Accepting PhD Students

PhD projects

Advanced X-ray scattering of hybrid metal-halide perovskites, Organic electrochemical transistors, Device physics of high efficiency polymer solar cells


Research activity per year

Personal profile


Chris McNeill is a Professor of Materials Science and Engineering. He graduated with a PhD in experimental physics from the University of Newcastle and then spent nearly 6 years at the University of Cambridge where he was an EPSRC Advanced Research Fellow. He returned to Australia to Monash University in 2011 supported by an ARC Future Fellowship and veski innovation fellowship.
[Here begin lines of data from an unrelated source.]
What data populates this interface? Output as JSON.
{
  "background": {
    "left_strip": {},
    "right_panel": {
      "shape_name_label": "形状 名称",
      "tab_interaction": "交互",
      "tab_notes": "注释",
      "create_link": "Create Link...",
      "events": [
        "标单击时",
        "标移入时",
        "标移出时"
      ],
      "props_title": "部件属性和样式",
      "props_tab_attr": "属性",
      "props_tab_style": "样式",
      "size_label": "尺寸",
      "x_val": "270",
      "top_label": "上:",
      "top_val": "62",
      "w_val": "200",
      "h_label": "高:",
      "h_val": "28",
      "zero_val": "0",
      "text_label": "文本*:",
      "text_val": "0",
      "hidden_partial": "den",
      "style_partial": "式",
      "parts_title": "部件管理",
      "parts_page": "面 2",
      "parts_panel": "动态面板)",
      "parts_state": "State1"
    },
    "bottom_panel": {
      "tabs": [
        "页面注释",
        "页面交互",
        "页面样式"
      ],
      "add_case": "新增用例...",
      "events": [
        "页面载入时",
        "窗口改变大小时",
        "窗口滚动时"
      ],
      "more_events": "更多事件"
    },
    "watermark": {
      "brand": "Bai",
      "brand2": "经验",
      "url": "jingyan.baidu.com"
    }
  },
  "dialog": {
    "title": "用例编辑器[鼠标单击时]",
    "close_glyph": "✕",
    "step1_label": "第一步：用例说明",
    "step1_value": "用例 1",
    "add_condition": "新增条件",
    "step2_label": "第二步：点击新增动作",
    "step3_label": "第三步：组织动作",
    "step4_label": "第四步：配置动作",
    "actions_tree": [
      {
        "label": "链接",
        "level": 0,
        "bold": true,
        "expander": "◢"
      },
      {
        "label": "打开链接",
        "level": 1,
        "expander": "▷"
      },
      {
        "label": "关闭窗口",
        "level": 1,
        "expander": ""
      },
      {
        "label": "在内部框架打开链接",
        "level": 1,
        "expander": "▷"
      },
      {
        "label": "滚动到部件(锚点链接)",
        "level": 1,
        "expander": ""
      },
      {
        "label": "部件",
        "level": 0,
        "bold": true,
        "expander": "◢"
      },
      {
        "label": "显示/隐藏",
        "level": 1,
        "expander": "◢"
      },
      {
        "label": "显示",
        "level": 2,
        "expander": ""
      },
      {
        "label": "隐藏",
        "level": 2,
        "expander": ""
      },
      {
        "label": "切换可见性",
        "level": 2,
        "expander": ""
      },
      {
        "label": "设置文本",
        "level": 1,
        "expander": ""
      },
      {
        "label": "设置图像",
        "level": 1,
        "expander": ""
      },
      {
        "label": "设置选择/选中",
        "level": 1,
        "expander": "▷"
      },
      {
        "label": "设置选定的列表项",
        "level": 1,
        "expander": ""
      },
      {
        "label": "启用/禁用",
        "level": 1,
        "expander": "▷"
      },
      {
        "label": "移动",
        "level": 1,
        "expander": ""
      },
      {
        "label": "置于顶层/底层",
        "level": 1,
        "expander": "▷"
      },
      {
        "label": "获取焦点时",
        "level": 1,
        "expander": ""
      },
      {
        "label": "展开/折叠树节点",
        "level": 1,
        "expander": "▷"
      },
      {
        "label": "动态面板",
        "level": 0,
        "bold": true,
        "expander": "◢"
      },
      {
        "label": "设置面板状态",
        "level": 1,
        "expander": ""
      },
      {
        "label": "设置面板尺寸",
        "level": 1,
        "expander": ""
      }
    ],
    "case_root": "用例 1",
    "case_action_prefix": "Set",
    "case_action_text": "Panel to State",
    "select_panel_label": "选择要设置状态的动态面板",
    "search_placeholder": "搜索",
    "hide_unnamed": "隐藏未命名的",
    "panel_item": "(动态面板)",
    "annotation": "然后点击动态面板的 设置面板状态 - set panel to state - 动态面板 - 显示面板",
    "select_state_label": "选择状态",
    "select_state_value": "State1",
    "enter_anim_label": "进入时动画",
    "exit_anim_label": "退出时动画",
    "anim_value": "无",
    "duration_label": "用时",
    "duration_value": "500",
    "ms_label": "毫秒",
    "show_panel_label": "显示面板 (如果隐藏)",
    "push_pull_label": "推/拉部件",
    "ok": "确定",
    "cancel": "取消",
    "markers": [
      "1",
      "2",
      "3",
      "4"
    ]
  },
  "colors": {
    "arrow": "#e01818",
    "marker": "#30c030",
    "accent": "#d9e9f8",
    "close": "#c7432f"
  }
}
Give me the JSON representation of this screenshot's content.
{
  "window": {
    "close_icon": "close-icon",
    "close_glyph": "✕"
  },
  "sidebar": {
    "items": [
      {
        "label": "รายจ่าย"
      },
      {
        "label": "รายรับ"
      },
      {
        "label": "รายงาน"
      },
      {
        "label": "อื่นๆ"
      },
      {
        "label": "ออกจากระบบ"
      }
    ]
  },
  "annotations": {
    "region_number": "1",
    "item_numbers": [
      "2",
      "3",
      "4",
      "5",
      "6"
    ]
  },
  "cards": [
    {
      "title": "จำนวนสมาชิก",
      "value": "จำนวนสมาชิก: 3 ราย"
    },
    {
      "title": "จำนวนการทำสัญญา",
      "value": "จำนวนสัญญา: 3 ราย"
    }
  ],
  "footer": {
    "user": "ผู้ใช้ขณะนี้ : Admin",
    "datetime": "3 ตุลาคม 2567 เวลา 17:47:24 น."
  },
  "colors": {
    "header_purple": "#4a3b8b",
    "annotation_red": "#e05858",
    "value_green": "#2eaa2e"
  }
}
Since joining Monash University in 2011 he has been promoted to Associate Professor (2014) and Full Professor (2018). He is also a Fellow of both the Institute of Physics (UK) and the Australian Institute of Physics. His research interests include organic semiconductors, perovskite solar cells and synchrotron science. He is particularly interested in the intersection between the device physics and microstructure of solution-processed semiconductor devices and has expertise in a range of synchrotron X-ray techniques. He has graduated over 10 PhD students as primary supervisor and was awarded the Dean’s Award for Excellence in Postgraduate Supervision in 2018.

Expertise related to UN Sustainable Development Goals

In 2015, UN member states agreed to 17 global Sustainable Development Goals (SDGs) to end poverty, protect the planet and ensure prosperity for all. This person’s work contributes towards the following SDG(s):

  • SDG 3 - Good Health and Well-being
  • SDG 7 - Affordable and Clean Energy

Research area keywords

  • Conjugated Polymers
  • Device Physics
  • Organic Field-Effect Transistors
  • Organic Semiconductors
  • Polymer Solar Cells
  • Synchrotron Radiation
  • X-Ray Microscopy
  • Photovoltaics
  • Perovskite Solar Cells
  • X-ray scattering
  • Polymer Science

Collaborations and top research areas from the last five years

Recent external collaboration on country/territory level. Dive into details by clicking on the dots or